Tuesday, March 10, 2015

"Not That Kind of Girl" by Lena Dunham

When "Girls" first came out on HBO, I started watching it.  It was a good show, but wasn't one that I was super into.  I cancelled my HBO subscription between seasons of True Blood, so I missed many episodes of Girls.  Last summer I caught up on the first few seasons of Girls.  It's a good show, but still not enough to make me shell out the money for the HBO subscription.

When I saw that Lena Dunham had a new book coming out, Not That Kind of Girl, I was curious, but wasn't sure I was going to read it.  Then I kept seeing reviews popping up everywhere that said that this book was great.  So of course I had to pick it up.

It's actually a surprisingly good read! She has some funny stories and gets very descriptive in some parts, but you can see what she has truly learned from life and from these life situations.  It's a very good read and sometimes you think "where is she going with this chapter" and then she ties it up really well.  I would definitely recommend this book.


Overview from Barnes & Noble:
For readers of Nora Ephron, Tina Fey, and David Sedaris, this hilarious, poignant, and extremely frank collection of personal essays confirms Lena Dunham—the acclaimed creator, producer, and star of HBO’sGirls—as one of the brightest and most original writers working today.

“If I could take what I’ve learned and make one menial job easier for you, or prevent you from having the kind of sex where you feel you must keep your sneakers on in case you want to run away during the act, then every misstep of mine was worthwhile. I’m already predicting my future shame at thinking I had anything to offer you, but also my future glory in having stopped you from trying an expensive juice cleanse or thinking that it was your fault when the person you are dating suddenly backs away, intimidated by the clarity of your personal mission here on earth. No, I am not a sexpert, a psychologist, or a dietician. I am not a mother of three or the owner of a successful hosiery franchise. But I am a girl with a keen interest in having it all, and what follows are hopeful dispatches from the frontlines of that struggle.”

"The Silver Star" by Jeannette Walls

I love any book by Jeannette Walls.  Her books are always humorous and always have eccentric characters.  Of course I had to pick up The Silver Star when I saw it in Barnes & Noble.  It took me a little longer to read it than I would have liked due to being busy.  But it was a great book and I would definitely recommend any book of hers.  The characters are eccentric but you always root for them in their story.



Overview from Barnes & Noble's website:
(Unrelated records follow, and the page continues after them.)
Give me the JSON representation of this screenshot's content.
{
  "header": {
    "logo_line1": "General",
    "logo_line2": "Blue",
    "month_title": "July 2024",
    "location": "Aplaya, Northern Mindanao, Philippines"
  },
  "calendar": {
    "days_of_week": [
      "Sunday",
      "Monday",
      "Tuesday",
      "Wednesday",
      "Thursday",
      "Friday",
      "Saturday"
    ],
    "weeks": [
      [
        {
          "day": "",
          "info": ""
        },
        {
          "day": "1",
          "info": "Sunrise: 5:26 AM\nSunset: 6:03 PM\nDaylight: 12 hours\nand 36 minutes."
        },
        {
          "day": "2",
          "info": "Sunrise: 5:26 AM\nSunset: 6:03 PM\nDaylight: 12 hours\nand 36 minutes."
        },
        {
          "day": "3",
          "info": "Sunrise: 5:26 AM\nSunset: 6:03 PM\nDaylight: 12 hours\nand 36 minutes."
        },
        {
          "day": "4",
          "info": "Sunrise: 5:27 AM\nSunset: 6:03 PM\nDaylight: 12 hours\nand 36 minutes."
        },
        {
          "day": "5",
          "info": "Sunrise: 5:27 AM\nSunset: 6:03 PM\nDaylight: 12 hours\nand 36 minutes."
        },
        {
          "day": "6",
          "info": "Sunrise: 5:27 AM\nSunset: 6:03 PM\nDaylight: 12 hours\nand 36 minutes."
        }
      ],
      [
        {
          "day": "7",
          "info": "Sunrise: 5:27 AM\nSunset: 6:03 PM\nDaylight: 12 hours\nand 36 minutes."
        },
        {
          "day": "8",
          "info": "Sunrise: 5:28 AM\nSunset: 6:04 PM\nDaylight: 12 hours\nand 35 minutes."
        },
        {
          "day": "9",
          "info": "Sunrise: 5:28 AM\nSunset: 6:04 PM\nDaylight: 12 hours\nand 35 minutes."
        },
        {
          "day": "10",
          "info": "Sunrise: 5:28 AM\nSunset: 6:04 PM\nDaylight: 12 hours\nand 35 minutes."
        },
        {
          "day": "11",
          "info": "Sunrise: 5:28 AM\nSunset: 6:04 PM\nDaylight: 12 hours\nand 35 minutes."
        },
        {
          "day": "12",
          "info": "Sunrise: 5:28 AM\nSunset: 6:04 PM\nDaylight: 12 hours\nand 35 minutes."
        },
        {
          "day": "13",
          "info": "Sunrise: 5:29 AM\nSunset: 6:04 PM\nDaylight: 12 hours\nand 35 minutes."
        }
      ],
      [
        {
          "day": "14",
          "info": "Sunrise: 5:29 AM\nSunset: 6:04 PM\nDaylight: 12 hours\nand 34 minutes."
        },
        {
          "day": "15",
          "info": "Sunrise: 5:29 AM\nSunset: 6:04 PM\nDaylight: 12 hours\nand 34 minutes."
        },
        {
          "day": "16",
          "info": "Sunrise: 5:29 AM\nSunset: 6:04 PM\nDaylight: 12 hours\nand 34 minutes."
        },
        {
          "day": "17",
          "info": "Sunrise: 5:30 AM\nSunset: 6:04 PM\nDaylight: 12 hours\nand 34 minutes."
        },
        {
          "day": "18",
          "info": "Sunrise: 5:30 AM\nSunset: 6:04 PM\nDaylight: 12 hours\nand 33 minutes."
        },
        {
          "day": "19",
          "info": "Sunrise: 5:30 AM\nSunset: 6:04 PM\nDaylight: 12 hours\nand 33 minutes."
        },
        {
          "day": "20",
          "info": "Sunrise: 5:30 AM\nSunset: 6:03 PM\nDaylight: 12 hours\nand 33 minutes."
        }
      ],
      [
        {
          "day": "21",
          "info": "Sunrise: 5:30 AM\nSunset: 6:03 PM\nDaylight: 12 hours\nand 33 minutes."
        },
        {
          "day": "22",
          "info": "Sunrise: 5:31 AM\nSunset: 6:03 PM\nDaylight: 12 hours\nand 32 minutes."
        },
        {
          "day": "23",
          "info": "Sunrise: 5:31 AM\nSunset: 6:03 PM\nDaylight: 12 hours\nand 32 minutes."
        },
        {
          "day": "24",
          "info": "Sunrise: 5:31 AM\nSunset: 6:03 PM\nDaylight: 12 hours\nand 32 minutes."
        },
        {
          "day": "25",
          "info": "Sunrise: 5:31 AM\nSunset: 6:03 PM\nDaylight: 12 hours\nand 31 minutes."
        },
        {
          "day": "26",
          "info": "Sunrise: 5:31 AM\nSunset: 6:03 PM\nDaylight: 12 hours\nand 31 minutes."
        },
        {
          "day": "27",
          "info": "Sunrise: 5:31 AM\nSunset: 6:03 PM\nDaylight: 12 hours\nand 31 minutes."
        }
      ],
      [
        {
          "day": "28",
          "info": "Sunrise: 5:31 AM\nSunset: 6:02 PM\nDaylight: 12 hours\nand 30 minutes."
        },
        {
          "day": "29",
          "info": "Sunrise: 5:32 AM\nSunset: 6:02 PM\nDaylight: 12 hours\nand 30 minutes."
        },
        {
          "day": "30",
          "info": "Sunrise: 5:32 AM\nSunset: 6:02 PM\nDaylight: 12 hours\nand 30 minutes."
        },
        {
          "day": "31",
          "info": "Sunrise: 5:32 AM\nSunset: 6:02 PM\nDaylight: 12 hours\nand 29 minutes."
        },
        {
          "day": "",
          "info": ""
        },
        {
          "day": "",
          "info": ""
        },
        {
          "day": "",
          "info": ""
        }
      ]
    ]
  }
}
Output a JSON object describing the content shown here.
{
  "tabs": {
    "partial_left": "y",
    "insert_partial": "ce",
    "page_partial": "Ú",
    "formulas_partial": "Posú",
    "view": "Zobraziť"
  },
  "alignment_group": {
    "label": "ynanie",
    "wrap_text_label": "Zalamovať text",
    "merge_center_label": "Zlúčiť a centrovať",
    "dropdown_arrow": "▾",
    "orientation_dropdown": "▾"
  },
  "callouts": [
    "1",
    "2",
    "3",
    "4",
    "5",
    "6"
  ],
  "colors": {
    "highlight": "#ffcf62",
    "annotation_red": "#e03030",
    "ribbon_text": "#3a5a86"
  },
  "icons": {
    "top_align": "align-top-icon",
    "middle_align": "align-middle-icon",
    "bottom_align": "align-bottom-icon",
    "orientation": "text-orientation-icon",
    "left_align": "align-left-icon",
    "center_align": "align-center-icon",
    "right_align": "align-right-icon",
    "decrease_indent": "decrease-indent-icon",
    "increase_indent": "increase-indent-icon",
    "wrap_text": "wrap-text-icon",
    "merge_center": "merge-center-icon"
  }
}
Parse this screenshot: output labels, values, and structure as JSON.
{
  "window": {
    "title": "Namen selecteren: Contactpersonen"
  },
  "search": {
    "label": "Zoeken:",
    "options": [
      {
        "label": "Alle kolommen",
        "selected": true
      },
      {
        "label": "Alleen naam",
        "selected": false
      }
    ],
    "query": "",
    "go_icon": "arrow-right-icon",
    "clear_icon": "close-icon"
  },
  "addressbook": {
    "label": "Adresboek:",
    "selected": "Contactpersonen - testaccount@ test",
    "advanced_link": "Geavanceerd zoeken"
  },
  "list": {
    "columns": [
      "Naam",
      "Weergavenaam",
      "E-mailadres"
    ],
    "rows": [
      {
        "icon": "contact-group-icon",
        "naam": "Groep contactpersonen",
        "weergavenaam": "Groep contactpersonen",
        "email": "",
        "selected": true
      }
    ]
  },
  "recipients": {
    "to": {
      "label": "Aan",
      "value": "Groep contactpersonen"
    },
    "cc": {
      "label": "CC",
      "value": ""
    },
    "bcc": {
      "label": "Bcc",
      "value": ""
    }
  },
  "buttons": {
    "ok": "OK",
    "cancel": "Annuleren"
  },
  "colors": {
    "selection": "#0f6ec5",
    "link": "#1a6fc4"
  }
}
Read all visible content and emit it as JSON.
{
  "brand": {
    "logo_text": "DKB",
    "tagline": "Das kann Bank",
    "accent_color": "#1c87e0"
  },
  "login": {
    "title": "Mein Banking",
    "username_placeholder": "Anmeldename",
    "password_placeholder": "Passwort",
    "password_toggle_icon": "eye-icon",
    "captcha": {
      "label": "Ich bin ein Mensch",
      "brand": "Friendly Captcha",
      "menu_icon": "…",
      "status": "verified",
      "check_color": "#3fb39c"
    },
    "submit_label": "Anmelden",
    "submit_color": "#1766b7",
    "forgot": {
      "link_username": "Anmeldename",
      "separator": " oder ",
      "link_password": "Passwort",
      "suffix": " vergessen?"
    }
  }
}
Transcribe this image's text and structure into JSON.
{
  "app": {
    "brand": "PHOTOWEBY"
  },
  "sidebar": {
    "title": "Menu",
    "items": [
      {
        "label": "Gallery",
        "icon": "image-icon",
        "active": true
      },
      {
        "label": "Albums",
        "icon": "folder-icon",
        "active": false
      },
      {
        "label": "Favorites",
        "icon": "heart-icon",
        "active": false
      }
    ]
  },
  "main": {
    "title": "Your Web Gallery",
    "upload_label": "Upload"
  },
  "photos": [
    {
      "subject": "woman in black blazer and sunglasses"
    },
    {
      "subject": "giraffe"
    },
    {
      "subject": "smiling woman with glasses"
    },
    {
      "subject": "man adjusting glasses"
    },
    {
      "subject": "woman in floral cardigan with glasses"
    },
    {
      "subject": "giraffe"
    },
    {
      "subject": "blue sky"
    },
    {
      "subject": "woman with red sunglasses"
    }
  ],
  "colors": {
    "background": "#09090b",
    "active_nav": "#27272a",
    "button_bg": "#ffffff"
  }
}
From the #1 New York Times bestselling author of The Glass Castle, Jeannette Walls’ gripping new novel that "transports us with her powerful storytelling...She contemplates the extraordinary bravery needed to confront real-life demons in a world where the hardest thing to do may be to not run away" (O, The Oprah Magazine).
It is 1970 in a small town in California. “Bean” Holladay is twelve and her sister, Liz, is fifteen when their artistic mother, Charlotte, takes off to find herself, leaving her girls enough money to last a month or two. When Bean returns from school one day and sees a police car outside the house, she and Liz decide to take the bus to Virginia, where their widowed Uncle Tinsley lives in the decaying mansion that’s been in Charlotte’s family for generations.
An impetuous optimist, Bean soon discovers who her father was, and hears stories about why their mother left Virginia in the first place. Money is tight, and the sisters start babysitting and doing office work for Jerry Maddox, foreman of the mill in town, who bullies his workers, his tenants, his children, and his wife. Liz is whip-smart—an inventor of word games, reader of Edgar Allan Poe, nonconformist. But when school starts in the fall, it’s Bean who easily adjusts, and Liz who becomes increasingly withdrawn. And then something happens to Liz in the car with Maddox.
Jeannette Walls has written a deeply moving novel about triumph over adversity and about people who find a way to love each other and the world, despite its flaws and injustices.